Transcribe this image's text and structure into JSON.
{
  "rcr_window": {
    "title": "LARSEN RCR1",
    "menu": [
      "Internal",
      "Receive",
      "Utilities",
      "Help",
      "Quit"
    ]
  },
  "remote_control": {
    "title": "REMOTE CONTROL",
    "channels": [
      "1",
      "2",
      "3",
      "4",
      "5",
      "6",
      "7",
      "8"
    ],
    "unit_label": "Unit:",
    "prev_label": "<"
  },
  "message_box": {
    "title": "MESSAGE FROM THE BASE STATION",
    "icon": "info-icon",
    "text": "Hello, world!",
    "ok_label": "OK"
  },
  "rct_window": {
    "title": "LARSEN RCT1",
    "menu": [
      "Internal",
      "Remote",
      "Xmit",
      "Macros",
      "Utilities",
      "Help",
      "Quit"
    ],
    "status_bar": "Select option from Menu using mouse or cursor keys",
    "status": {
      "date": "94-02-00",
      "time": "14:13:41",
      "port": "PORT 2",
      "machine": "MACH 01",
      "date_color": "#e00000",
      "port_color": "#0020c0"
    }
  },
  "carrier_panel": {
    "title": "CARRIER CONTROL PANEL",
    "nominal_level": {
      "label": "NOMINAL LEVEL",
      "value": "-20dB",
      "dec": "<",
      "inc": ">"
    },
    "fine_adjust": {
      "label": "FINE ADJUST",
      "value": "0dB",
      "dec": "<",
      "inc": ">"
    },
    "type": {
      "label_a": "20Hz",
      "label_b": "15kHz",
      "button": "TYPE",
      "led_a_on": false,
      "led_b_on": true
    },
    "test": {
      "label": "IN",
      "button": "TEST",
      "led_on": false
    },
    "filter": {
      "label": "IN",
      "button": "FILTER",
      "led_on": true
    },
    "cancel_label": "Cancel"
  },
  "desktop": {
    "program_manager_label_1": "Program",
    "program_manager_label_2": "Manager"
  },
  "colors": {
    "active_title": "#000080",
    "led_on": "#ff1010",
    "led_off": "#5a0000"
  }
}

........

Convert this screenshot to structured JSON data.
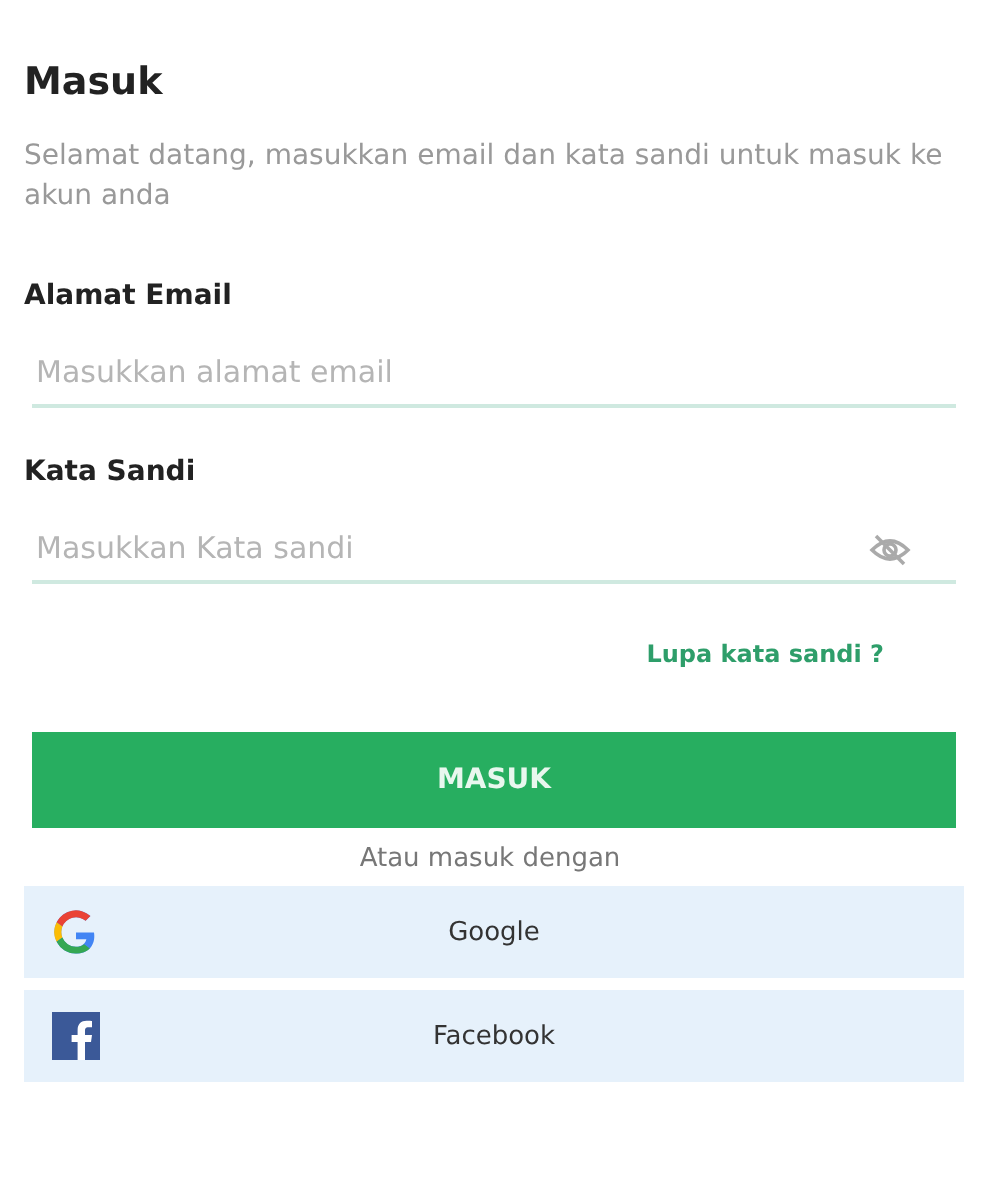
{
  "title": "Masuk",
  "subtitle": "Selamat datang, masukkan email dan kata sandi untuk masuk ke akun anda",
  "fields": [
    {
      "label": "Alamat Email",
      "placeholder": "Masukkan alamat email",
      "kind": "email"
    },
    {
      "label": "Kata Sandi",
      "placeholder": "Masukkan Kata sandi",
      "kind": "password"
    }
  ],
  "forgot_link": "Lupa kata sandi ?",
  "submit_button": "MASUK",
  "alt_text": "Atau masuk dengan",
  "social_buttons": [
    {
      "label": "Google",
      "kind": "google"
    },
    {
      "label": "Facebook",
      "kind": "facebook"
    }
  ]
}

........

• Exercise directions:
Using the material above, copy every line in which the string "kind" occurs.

• Problem solution:
      "kind": "email"
      "kind": "password"
      "kind": "google"
      "kind": "facebook"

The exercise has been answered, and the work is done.